His social enterprise company, Peloton Liverpool, uses two wheels to help create a better city region in a number of ways, all working on the principle that grassroots activism changes lives.
“We like to focus on the margins on society,” he says. “addressing issues on the ground to make people’s lives better. I’m keen to get out there into the streets as much as possible.”
“Having worked as a counselor for a number of years I became interested in the idea of bikes as therapy. Not only are they healthier and cleaner, they bring down congestion, provide employment and other people the opportunity to come together socially.”
Peloton is the realisation of Danny’s beliefs and he runs a number of projects across the city region including bike recycling, a ‘last mile’ delivery service (Agile), bike maintenance training, a shop and a BMX pump track cheekily called BMX Box. Danny is particularly proud of his BMX Box project, perched up on high in Everton Park. It’s a tight BMX track serviced by a small team who work out of an old shipping container where the bikes are repaired and stored for kids to use.
“Freshest air in the whole of the city,” says Danny looking down towards the city and the water far below. “BMX Box is great for getting kids more healthy but even more importantly it gives them self-respect, a sense of achievement and the opportunity to be mindful.”
“We’re claiming back the kids that were taken from us by computer games,” he laughs.
As Liverpool City Region moves towards a greener and cleaner future, businesses like Danny’s will benefit from cleaner air produced by the lower emission buses funded as part of the Devolution package.
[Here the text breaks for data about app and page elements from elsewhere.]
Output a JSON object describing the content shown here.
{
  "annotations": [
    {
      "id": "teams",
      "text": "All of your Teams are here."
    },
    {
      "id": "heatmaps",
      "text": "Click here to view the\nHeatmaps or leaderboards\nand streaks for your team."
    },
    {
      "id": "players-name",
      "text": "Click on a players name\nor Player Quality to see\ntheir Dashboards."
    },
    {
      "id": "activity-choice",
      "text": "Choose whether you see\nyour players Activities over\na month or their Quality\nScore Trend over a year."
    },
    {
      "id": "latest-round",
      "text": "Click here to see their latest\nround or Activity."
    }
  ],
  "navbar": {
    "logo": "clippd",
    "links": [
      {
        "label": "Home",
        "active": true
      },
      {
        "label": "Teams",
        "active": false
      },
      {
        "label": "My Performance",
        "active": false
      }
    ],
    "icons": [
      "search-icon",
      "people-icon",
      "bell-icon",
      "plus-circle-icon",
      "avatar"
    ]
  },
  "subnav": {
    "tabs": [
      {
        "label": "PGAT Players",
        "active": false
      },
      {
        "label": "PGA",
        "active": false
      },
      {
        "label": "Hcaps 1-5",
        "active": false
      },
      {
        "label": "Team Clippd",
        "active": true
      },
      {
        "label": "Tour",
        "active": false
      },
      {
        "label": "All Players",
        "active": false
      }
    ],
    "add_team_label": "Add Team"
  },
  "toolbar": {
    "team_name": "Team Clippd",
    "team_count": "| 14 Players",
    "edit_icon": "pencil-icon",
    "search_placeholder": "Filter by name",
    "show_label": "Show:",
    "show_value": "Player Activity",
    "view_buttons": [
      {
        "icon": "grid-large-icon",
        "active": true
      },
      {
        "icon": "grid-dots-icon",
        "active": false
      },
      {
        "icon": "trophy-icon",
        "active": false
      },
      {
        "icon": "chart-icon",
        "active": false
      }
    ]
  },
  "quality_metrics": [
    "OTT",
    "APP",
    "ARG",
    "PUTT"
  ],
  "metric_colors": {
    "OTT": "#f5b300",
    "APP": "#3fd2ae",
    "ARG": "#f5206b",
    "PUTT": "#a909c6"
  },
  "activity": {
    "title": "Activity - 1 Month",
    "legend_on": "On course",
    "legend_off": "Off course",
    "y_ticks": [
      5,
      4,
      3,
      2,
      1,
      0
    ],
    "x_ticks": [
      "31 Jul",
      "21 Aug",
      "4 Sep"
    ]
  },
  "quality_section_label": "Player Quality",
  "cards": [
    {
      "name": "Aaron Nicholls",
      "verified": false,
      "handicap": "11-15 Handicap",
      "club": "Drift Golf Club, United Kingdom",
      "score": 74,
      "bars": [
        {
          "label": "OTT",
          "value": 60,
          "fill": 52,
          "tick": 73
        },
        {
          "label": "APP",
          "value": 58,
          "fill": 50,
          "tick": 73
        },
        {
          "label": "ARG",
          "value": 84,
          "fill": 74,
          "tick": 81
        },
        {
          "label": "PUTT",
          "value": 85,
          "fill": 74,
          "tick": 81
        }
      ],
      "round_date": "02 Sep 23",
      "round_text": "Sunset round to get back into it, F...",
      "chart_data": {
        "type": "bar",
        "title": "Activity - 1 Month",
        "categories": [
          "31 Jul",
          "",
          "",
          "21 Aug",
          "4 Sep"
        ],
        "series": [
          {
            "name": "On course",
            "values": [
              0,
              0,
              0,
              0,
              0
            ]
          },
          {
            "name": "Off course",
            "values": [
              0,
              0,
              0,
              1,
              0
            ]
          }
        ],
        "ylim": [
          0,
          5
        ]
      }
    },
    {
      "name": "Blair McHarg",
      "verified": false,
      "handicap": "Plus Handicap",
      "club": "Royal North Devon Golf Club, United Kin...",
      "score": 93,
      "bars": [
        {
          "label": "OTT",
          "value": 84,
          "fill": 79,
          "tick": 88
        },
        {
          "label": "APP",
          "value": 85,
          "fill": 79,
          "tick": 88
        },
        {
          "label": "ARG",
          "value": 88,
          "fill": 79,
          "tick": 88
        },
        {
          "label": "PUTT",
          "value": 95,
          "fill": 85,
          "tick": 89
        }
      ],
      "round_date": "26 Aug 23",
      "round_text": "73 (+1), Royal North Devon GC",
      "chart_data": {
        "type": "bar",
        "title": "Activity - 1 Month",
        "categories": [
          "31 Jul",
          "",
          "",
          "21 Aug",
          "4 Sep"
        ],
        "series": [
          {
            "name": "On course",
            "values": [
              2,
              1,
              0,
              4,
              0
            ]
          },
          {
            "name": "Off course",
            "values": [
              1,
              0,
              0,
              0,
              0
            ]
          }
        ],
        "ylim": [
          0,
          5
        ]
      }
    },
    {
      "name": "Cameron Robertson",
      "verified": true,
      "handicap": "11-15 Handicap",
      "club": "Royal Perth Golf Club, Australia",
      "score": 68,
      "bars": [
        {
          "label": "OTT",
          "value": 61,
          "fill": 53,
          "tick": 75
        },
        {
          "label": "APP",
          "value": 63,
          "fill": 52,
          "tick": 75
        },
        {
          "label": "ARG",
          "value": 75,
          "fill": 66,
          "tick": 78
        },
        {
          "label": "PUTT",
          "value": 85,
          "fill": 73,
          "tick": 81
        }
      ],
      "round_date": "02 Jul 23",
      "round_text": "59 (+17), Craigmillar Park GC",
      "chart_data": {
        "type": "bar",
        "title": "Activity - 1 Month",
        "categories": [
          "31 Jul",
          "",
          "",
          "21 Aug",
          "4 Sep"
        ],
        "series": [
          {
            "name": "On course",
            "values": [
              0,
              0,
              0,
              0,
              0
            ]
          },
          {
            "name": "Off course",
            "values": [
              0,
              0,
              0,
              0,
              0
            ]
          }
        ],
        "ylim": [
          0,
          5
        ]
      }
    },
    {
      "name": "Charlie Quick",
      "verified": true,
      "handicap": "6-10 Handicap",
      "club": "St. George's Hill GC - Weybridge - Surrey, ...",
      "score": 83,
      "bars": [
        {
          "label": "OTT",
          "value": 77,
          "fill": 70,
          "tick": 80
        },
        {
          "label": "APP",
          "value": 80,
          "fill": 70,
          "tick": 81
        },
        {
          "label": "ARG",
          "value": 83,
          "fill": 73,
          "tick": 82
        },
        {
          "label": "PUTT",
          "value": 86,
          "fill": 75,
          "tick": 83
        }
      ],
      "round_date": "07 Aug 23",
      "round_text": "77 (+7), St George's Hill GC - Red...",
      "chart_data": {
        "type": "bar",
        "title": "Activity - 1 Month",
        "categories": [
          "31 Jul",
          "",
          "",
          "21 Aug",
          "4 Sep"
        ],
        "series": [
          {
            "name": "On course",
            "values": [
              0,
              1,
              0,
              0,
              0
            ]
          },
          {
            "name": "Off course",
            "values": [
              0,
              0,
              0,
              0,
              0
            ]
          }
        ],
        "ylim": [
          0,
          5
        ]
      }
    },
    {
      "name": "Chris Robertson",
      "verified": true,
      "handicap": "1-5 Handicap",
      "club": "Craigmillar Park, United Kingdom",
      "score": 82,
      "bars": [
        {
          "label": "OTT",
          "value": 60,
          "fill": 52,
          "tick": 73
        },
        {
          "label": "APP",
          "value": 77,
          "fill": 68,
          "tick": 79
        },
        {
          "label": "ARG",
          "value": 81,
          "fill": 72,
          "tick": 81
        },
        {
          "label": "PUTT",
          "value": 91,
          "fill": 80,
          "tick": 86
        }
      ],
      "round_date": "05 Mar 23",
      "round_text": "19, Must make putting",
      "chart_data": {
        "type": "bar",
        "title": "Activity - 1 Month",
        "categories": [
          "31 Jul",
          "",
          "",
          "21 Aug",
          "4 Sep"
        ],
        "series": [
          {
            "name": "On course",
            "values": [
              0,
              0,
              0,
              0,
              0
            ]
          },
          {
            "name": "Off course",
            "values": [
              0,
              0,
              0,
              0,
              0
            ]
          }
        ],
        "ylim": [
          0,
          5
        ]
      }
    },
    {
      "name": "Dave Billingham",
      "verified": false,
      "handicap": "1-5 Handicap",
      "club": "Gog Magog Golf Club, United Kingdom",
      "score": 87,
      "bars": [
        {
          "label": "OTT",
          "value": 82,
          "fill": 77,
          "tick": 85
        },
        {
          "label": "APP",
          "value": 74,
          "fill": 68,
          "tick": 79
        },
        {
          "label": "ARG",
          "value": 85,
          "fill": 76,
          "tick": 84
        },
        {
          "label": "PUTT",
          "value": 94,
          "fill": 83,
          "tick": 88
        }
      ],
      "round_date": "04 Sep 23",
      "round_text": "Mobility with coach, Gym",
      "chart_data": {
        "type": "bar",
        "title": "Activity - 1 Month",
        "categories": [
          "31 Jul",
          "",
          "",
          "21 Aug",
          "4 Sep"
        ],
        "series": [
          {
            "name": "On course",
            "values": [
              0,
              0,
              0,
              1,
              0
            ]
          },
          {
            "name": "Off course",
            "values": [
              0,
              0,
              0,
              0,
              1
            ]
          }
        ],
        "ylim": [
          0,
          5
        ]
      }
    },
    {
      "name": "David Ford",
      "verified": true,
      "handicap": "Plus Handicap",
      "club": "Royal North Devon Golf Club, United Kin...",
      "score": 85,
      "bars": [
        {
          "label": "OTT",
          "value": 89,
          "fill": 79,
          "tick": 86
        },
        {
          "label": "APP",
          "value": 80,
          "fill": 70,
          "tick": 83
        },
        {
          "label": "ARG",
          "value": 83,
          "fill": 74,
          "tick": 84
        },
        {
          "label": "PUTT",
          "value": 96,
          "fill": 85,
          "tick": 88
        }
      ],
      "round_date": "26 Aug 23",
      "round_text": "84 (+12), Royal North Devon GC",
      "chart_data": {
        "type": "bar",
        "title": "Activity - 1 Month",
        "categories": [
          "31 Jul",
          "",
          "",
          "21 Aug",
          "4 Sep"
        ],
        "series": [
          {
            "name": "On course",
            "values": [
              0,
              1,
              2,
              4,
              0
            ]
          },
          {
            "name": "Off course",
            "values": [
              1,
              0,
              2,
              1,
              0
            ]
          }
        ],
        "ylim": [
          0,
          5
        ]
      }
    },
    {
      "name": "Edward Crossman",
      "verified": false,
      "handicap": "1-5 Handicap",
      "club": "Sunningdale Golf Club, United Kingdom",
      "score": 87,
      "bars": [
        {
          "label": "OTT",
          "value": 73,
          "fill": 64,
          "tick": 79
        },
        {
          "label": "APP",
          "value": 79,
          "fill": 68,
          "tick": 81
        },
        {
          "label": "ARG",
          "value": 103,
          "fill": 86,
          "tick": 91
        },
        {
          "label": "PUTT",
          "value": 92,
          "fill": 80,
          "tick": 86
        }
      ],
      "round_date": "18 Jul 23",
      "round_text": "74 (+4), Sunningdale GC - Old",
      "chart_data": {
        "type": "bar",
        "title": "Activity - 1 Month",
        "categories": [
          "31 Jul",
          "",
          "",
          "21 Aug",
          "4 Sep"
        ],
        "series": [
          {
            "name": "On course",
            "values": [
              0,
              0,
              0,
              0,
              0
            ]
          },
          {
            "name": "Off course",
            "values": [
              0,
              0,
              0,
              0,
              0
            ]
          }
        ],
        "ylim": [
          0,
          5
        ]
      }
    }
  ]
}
“Devolution will help shape the way the city functions and moves around,” Danny says, “and that’s important to us as a business. the Metro Mayor has the opportunity to understand and work for local communities in a way that would be impossible for central government.”